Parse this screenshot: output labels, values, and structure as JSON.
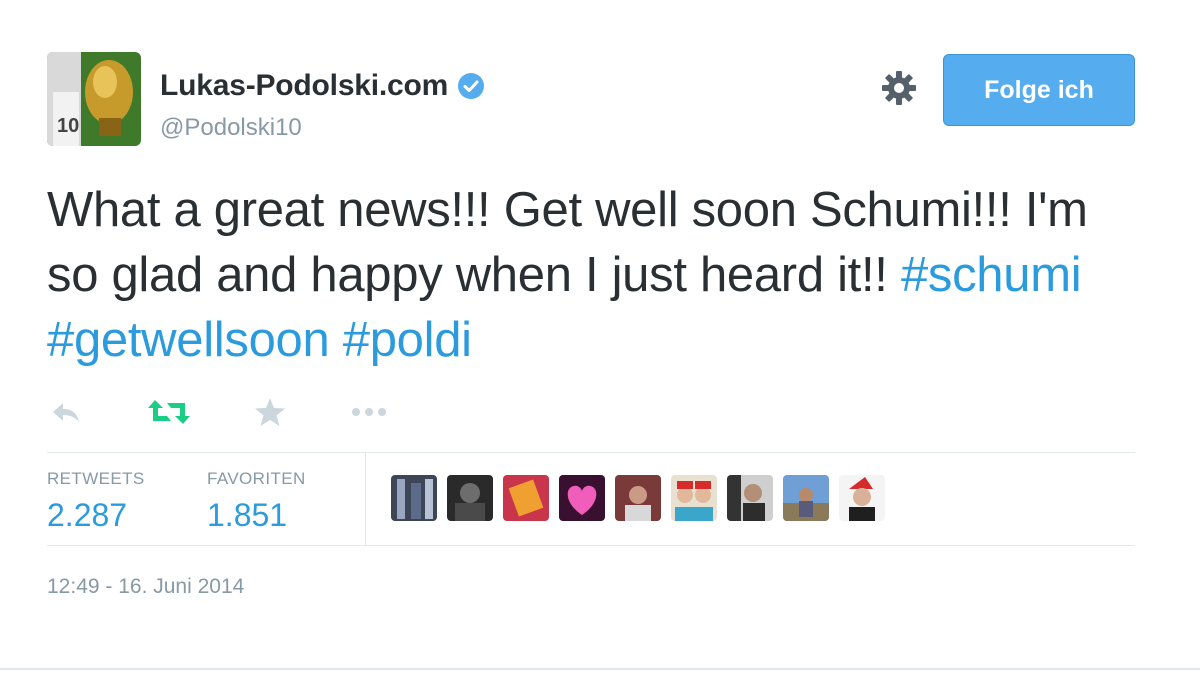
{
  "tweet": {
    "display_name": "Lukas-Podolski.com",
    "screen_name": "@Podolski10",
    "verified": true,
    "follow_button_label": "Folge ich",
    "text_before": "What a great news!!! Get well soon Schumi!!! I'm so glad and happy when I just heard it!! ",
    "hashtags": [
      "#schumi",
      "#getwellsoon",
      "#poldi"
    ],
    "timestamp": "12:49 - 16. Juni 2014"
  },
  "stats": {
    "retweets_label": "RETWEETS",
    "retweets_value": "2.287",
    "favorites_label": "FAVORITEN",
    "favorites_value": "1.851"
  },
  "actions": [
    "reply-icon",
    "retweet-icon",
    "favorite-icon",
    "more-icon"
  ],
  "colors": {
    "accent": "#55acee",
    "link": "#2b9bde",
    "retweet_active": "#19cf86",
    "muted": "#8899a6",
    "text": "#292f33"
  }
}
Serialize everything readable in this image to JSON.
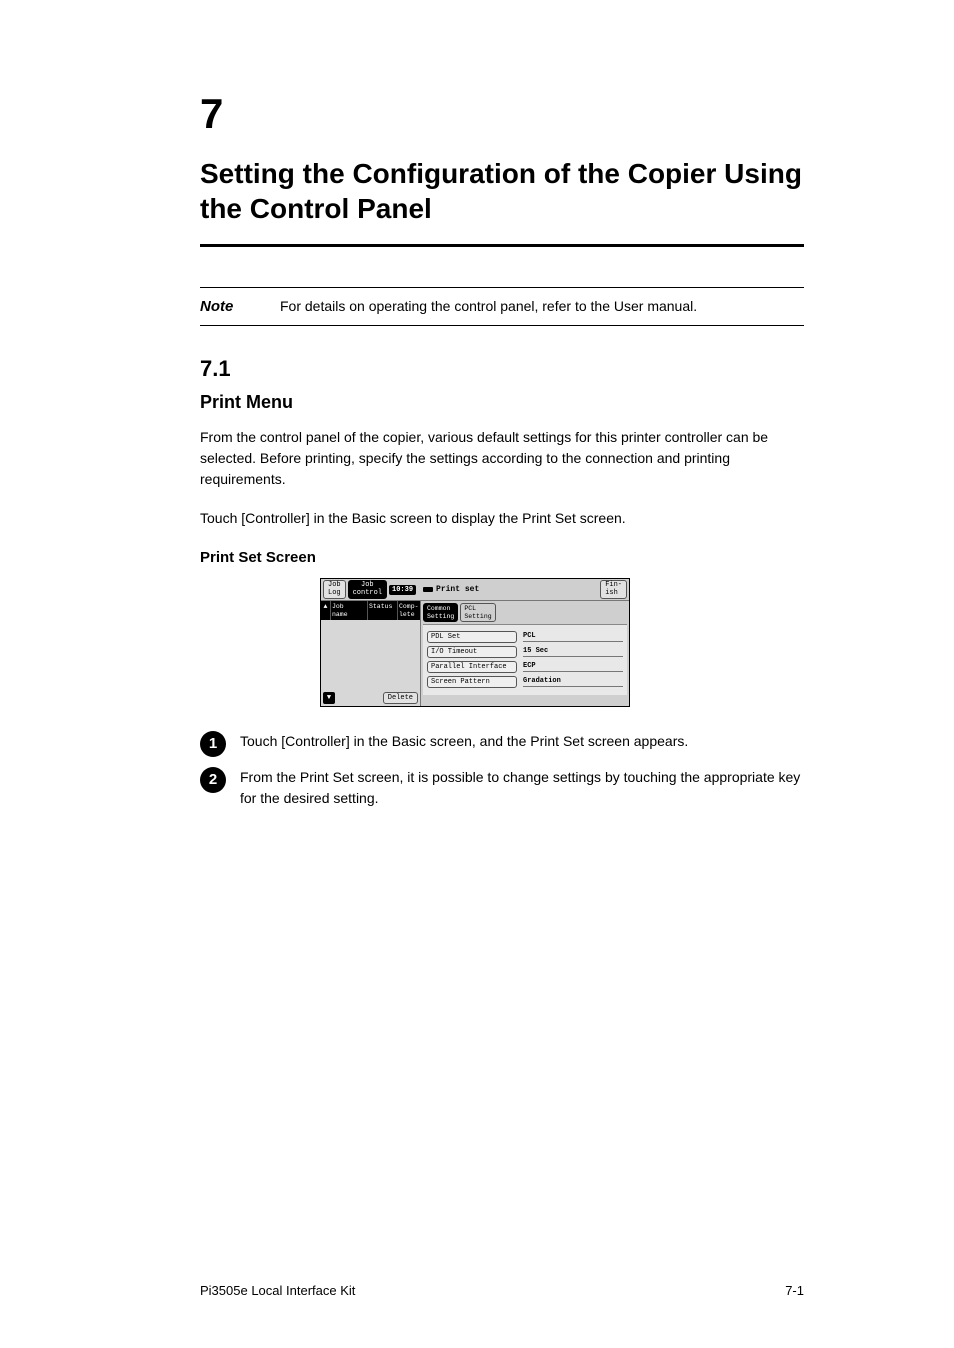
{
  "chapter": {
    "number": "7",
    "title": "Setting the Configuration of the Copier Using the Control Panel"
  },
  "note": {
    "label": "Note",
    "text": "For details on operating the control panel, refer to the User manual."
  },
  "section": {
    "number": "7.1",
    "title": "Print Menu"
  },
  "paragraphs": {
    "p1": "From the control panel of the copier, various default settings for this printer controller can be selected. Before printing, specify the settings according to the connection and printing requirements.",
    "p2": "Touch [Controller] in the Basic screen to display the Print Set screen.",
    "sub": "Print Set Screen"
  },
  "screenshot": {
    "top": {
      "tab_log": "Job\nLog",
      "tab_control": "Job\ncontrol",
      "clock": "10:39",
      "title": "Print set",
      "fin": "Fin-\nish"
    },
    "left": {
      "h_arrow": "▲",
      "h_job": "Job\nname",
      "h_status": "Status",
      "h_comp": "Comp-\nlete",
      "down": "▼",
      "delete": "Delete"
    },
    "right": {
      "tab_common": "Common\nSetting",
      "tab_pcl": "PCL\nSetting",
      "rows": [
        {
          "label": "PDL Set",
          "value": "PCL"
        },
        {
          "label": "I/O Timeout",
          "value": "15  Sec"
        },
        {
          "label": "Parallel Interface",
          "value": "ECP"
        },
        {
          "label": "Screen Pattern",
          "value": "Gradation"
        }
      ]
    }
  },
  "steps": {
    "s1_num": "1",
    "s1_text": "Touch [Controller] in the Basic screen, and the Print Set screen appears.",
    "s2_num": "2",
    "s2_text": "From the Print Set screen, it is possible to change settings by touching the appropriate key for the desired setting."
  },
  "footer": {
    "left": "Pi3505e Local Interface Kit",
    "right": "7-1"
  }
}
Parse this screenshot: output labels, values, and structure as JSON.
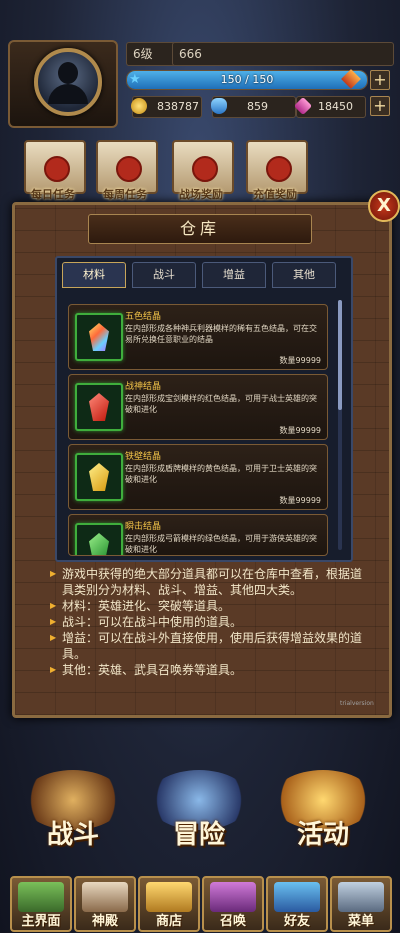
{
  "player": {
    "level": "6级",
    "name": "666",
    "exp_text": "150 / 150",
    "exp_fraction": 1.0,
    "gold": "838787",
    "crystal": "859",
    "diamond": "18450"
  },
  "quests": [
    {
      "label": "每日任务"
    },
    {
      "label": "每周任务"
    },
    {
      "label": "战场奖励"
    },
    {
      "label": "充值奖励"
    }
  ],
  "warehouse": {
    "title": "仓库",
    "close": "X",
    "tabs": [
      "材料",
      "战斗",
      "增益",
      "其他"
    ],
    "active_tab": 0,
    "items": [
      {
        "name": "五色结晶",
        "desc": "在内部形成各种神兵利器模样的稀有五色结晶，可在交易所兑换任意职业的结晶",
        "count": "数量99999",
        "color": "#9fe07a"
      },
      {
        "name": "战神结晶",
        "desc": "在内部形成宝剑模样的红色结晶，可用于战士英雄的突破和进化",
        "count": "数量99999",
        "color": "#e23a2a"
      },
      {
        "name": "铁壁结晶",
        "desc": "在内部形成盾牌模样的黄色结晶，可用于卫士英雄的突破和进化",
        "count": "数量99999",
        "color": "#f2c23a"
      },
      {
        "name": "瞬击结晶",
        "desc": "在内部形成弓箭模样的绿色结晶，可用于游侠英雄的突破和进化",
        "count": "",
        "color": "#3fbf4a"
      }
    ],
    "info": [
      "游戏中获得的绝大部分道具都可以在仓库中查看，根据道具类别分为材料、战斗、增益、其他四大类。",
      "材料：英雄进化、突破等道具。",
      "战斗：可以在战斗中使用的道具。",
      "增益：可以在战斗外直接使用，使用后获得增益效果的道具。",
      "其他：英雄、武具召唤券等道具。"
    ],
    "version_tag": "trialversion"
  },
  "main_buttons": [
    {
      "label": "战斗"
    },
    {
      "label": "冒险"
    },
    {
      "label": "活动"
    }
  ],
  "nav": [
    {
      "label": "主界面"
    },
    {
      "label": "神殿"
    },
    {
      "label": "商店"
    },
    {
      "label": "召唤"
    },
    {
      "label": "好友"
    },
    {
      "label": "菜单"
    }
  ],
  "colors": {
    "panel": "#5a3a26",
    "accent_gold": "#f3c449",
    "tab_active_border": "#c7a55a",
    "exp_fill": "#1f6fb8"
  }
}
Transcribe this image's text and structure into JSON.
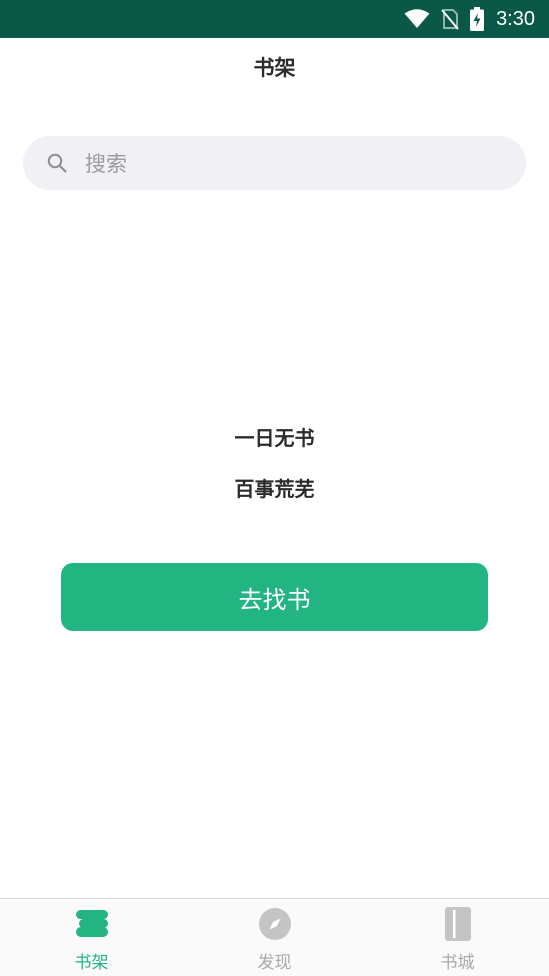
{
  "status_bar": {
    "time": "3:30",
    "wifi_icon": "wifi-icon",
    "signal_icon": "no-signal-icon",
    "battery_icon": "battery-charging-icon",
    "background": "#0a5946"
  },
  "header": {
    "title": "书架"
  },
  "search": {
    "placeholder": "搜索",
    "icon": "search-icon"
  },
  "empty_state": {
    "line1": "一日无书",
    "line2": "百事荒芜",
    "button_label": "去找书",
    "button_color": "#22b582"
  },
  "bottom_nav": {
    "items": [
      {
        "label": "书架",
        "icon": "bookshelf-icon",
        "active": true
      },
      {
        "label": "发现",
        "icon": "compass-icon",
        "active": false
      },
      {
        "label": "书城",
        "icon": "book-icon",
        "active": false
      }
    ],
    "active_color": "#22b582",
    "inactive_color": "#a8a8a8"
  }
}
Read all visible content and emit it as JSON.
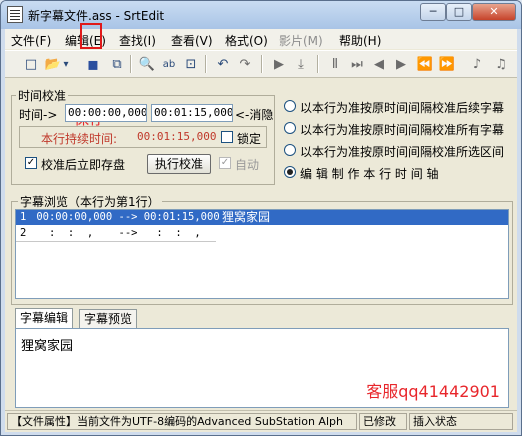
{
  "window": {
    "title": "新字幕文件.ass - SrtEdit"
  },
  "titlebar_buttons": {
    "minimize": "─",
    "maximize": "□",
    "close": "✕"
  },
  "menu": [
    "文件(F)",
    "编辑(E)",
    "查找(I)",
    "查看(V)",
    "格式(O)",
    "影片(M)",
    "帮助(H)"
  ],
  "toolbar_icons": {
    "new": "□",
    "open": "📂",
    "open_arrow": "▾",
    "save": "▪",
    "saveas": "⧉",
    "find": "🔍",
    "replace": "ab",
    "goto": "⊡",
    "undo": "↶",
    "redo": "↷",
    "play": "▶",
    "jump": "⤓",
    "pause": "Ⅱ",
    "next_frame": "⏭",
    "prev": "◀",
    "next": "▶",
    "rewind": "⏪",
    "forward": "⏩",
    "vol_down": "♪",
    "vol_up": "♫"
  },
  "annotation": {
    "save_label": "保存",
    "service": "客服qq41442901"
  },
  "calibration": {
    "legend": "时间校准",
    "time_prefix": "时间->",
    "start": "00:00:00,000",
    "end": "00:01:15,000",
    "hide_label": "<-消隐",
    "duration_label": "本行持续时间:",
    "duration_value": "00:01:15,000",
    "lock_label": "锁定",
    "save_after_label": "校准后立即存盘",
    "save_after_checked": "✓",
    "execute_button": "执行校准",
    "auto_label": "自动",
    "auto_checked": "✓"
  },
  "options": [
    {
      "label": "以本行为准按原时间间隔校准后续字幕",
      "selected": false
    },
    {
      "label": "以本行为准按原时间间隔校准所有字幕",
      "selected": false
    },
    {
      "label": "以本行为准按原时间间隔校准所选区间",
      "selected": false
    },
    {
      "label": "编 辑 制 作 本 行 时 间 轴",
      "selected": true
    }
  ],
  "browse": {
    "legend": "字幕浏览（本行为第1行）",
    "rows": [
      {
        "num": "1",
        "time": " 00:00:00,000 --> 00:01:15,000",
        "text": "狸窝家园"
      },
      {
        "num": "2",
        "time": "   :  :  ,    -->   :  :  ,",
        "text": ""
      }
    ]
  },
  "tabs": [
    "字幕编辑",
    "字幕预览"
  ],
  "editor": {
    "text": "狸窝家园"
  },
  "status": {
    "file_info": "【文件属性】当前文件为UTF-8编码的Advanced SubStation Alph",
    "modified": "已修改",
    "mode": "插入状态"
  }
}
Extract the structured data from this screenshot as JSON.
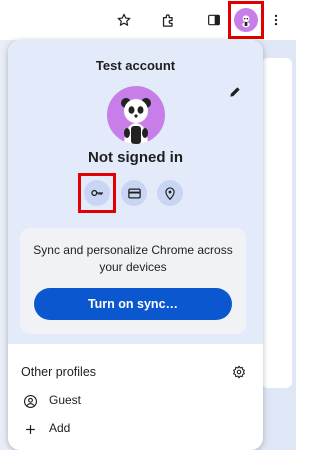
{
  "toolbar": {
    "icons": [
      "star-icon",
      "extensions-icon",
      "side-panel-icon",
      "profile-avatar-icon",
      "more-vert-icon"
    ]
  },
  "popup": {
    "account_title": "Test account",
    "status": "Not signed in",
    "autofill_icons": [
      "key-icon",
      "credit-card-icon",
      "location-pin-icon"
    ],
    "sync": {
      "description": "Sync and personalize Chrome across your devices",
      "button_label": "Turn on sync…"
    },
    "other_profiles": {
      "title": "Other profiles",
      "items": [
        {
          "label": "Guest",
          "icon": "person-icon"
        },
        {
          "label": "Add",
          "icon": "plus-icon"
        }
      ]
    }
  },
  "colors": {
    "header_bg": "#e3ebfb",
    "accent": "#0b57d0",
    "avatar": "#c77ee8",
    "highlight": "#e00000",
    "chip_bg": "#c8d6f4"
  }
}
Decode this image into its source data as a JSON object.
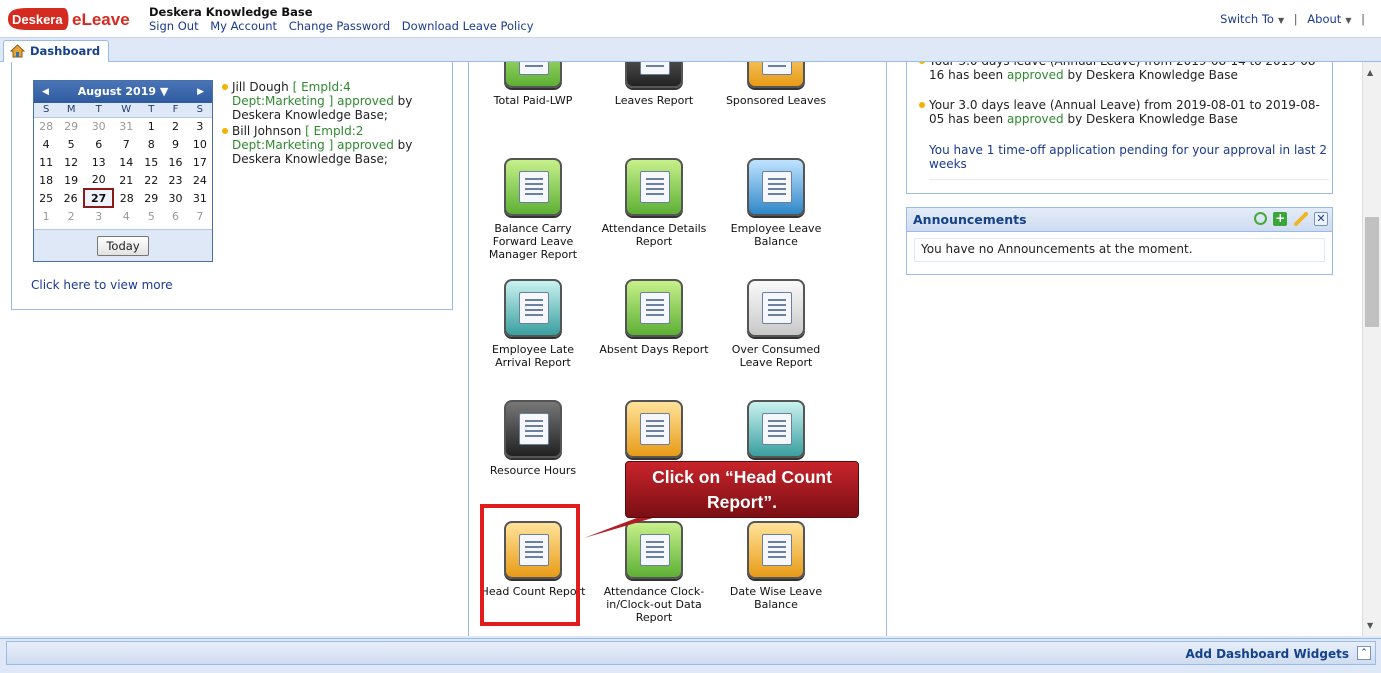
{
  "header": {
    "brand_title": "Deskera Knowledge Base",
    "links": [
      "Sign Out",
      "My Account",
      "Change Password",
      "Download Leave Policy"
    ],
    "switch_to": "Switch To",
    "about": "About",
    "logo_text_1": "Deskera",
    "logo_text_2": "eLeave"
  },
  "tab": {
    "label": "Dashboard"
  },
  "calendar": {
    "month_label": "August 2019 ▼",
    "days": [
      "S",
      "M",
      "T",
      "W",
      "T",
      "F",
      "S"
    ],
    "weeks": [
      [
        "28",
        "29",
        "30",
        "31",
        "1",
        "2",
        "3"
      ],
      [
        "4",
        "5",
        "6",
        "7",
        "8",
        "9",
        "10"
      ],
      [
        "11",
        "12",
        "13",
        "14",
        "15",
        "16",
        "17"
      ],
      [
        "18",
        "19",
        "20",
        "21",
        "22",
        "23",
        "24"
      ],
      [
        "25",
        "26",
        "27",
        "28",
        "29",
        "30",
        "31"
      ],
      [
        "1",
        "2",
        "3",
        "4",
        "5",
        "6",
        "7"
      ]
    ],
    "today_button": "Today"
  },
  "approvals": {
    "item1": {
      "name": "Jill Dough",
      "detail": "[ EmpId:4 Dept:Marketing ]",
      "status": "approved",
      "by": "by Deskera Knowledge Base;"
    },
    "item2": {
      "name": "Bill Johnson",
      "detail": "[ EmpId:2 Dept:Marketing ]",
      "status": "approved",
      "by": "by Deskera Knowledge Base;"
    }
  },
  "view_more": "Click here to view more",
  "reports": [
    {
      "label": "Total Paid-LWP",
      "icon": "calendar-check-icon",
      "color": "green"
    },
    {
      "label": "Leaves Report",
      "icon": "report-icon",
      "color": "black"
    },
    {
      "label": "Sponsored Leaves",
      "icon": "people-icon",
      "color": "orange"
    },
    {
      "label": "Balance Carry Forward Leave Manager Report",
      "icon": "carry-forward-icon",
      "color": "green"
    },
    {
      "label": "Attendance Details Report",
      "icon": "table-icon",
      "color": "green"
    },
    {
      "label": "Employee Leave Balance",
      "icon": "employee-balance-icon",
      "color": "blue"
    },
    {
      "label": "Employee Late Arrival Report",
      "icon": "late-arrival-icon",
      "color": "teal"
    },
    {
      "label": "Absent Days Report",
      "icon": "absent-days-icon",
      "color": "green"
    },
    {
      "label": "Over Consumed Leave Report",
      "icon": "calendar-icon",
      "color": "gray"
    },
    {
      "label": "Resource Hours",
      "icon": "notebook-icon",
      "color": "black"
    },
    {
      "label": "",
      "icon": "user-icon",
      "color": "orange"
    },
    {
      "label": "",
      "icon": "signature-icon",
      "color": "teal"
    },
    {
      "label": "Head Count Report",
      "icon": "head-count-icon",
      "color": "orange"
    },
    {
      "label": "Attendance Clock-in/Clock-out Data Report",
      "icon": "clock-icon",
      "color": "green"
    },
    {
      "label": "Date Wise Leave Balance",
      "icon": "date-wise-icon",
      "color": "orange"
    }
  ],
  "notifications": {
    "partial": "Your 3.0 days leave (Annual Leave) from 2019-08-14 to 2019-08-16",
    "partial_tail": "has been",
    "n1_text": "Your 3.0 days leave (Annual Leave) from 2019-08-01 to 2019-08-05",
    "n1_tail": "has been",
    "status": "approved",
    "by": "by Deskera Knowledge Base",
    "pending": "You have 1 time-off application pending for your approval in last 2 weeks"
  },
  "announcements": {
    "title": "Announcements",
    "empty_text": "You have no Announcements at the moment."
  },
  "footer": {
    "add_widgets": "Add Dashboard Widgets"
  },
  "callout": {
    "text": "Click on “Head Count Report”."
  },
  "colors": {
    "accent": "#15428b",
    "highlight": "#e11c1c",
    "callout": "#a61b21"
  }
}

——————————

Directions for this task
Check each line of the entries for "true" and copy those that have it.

Written response
    "verified": true,
        "active": true
      "selected": true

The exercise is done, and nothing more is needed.